The task: Could you copy every line of the data that contains the word "header"?

Material shown section start

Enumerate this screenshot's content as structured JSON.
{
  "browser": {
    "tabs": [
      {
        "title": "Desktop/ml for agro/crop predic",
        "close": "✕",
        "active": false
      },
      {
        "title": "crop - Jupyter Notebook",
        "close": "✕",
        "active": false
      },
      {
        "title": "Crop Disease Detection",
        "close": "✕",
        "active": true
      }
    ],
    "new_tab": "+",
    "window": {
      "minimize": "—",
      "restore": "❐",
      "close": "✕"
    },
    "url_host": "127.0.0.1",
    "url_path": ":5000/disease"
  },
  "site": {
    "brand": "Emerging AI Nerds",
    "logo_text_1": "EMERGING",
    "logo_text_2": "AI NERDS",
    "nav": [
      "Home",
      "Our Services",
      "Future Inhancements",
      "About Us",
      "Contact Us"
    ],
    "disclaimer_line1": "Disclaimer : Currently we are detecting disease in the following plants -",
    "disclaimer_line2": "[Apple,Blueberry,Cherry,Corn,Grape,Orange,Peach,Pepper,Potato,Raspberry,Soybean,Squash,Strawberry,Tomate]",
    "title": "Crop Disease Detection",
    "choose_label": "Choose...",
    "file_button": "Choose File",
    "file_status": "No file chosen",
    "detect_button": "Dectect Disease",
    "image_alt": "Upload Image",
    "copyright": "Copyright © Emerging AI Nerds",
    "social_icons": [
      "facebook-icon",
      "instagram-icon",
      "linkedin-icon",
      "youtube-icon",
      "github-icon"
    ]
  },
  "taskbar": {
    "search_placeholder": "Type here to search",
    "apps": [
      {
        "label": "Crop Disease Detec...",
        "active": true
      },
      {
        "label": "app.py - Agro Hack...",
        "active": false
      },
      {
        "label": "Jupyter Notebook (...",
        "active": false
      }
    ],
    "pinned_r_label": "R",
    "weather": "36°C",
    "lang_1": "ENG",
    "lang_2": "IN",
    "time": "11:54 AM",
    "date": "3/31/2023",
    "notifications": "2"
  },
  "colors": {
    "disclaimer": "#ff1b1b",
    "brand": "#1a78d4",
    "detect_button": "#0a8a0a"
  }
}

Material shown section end
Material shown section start

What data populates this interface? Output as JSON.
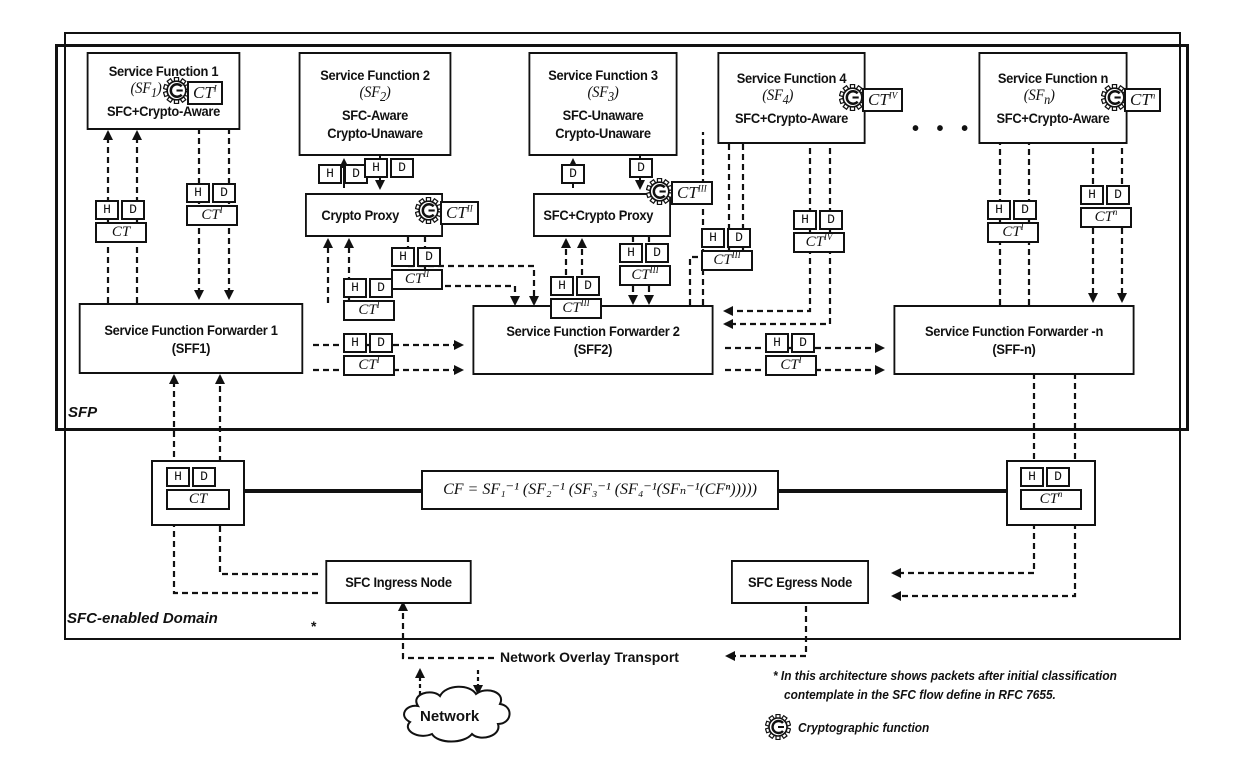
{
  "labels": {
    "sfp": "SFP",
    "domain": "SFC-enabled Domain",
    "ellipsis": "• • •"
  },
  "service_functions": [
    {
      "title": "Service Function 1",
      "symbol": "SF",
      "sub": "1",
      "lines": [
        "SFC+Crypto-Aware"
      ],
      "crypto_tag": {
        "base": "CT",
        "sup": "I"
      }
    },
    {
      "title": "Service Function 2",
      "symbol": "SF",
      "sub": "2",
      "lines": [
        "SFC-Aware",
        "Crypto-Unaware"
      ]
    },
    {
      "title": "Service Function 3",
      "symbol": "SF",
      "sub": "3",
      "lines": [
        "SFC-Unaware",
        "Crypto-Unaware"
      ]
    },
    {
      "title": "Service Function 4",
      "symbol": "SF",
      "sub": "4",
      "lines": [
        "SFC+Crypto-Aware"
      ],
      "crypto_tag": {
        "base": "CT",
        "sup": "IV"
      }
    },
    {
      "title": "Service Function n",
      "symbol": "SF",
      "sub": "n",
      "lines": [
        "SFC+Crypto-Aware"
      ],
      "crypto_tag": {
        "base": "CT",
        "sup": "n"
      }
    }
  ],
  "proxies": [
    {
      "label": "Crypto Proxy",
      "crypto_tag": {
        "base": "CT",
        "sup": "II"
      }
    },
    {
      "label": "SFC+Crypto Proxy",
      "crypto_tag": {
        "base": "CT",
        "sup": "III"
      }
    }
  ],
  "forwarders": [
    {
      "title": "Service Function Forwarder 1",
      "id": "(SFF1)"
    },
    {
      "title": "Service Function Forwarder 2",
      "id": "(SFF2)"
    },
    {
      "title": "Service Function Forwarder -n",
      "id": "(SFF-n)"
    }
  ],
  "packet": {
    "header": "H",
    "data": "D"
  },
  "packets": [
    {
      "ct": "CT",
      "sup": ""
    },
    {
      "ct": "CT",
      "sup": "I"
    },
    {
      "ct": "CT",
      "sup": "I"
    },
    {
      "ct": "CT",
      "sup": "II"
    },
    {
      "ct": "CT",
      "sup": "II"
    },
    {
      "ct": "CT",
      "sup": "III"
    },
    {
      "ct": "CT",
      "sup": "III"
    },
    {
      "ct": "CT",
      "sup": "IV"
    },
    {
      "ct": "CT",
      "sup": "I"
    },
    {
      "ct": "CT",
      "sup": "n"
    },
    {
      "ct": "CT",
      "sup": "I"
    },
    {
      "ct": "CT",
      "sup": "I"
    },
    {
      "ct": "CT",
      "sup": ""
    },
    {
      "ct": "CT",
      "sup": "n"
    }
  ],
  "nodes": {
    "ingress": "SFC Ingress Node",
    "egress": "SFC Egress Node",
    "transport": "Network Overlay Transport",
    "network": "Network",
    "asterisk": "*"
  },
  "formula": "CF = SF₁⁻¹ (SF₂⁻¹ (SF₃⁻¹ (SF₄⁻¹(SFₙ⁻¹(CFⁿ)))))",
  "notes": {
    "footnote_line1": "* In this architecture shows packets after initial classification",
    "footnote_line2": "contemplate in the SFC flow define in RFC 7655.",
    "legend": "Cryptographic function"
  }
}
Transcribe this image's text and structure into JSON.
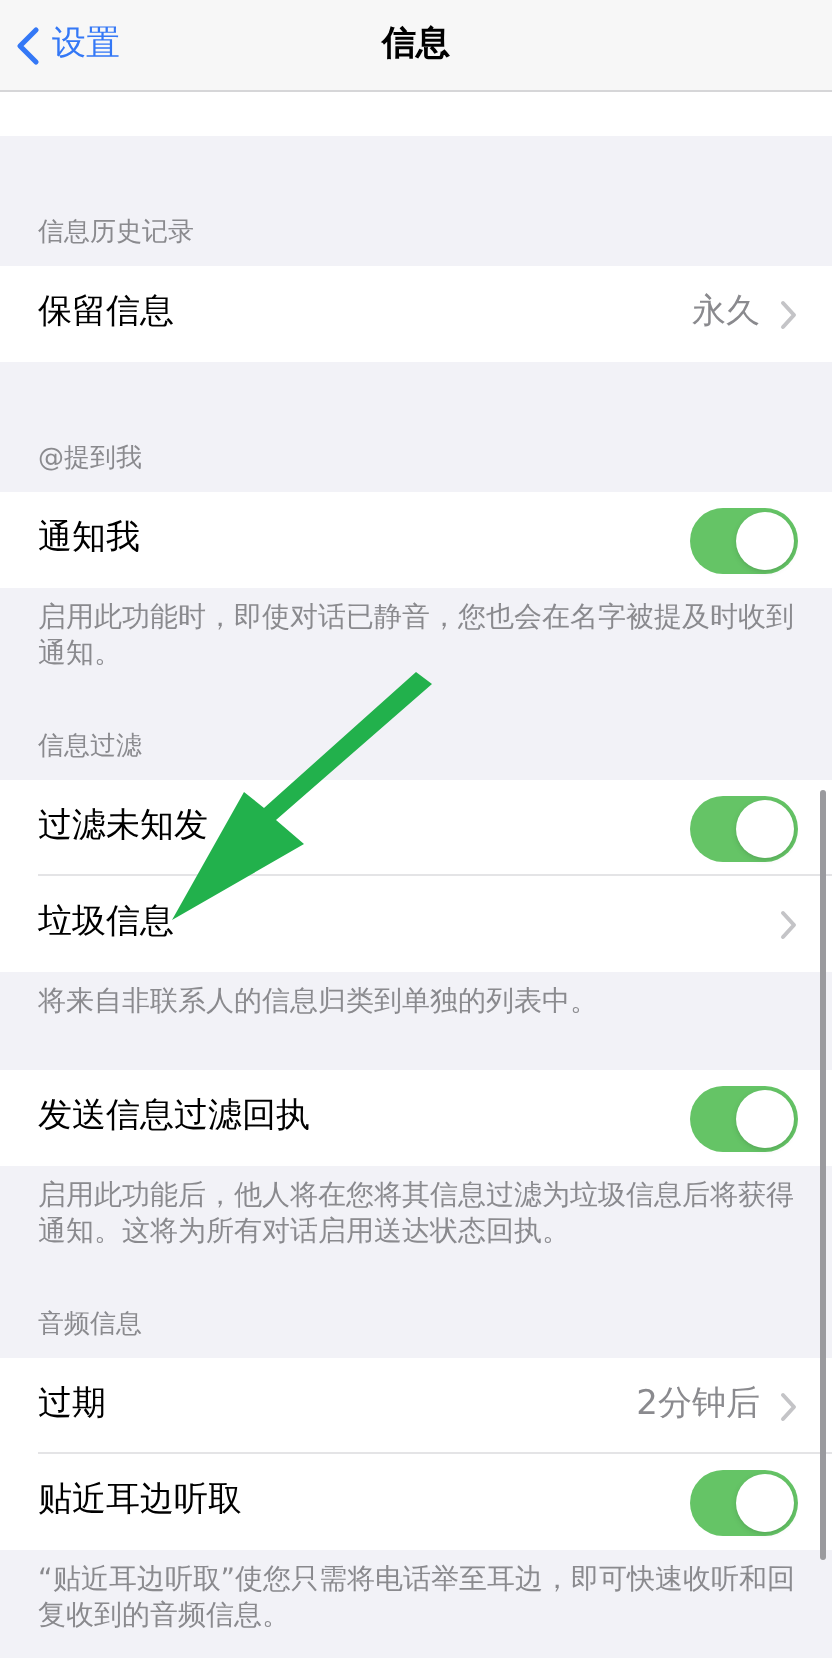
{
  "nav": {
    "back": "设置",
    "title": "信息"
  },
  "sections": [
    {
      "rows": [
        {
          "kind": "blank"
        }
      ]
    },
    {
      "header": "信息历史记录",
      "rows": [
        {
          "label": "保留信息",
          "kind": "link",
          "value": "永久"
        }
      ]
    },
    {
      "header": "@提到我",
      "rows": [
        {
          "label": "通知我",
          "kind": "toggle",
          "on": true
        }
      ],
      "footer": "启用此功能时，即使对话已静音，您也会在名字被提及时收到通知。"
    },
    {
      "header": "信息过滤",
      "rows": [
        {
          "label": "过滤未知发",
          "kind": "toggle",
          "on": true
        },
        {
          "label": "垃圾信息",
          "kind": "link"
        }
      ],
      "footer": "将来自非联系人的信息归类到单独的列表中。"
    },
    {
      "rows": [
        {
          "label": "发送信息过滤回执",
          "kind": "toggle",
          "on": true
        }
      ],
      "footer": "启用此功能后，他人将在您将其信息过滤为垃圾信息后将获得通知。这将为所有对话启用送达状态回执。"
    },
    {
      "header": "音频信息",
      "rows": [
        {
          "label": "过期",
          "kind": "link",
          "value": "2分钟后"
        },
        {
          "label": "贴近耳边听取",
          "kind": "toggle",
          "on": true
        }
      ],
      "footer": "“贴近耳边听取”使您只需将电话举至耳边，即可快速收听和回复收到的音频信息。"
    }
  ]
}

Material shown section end

Solution for this task:
    "header": "H",
      "header": "信息历史记录",
      "header": "@提到我",
      "header": "信息过滤",
      "header": "音频信息",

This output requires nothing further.